I am so proud that it is hard for me to admit to myself and to Father that I lack this virtue; that I do not feel the enthusiasm nor the inclination for it as a daughter of Saint Francis ought to have. I cannot even say that I practice it because I not only have what I need but even an excess of things. It is true that I do not own anything nor do I want to have anything. I do not desire affluence or any special comforts for myself nor for the Congregation. It does not matter whether I have a torn or patched habit or tunic; whether I do not have something I need; whether my room is large or small; whether it is this or that one or whether I would even have one. It is all the same to me and I doubt whether I would even ask for something, since I do not recall ever asking for anything.
I do not have anything in my room except a box of letters and papers, a picture of Saint Francis and some spiritual books and in these – I could say – I am rich and I love them even though such riches really point to spiritual poverty. A soul is really poor who must depend on special books for affections instead of the heart in order to praise God. Oh What I would not do, with what eagerness I would get rid of those books if I could only learn like our Holy Father, Saint Francis, to read that one book – Christ Crucified. However, I cannot even hope to ever come to that kind of understanding. Such a perfection is not for me, and yet how difficult it is to be without it. It would be enough.
As to sleeping – I do not use any comforts. It makes no difference to me whether I sleep on a mattress or on the floor; I do not even have any merit from this. There are only two things in which I am not mortified and from which I find most difficulty in restraining myself, that is, a sensitivity to cold and a spoiled palate. Even though I could not find any special pleasure in the most palatable dishes, I cannot say that I have a favorite food, and yet I do not eat that what the other sisters consider most nutritious. I try to make excuses to myself and to others that only the most delicate food really agrees with me, and I do this supposedly to build up my strength. This shows that my lower nature always prevails. It seems to me that I pamper myself (or rather, I allow others to do so) because I have that opportunity; however, I trust that with God’s grace I will be able to comply with everything. Nevertheless, at present I am living out poverty, because poverty demands mortification; it destroys the love of the body and I am so sensual, so eager to pamper myself. It seems to me that I would be able to bear any lack if I had to, however, that what one does from necessity, because there is no other way out, does not evidence any love for God or love for that virtue.
O my God, what can I do from love when I cannot awaken it within myself, when I am so taken up with earthly things?

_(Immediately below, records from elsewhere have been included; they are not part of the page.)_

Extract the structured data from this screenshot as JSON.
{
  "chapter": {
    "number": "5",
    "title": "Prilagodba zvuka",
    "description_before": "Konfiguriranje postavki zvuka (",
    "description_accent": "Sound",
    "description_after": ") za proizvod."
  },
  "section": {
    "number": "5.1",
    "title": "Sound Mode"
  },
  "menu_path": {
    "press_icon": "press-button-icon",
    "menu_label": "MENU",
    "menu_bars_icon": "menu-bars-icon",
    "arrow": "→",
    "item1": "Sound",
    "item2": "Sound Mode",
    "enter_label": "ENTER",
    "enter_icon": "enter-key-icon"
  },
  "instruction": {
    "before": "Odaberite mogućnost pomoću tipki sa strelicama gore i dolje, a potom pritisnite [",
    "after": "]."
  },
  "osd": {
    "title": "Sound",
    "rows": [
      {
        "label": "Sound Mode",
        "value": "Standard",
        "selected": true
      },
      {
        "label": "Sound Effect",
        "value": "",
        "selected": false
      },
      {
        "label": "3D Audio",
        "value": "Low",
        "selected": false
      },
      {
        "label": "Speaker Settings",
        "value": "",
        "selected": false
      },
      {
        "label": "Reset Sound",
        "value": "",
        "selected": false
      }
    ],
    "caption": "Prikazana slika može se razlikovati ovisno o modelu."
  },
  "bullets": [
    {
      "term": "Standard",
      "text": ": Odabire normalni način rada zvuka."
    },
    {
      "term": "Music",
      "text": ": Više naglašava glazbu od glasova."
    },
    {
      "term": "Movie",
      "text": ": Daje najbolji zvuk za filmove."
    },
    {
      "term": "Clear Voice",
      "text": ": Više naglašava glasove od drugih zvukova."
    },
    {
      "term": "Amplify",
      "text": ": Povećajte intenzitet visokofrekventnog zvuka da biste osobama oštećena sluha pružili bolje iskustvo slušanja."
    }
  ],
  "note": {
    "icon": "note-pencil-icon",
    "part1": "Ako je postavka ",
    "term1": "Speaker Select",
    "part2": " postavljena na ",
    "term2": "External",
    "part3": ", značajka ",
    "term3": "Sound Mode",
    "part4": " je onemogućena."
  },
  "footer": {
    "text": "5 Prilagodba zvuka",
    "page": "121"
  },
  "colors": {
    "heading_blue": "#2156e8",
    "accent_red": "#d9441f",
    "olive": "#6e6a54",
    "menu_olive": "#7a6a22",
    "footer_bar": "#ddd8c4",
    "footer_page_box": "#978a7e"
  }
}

Nourish me, O Lord, with the bread of your love, quench my thirst with the tears of contrition and sorrow and I will not earn for anything else. At this moment I cannot even bring myself to make a resolution.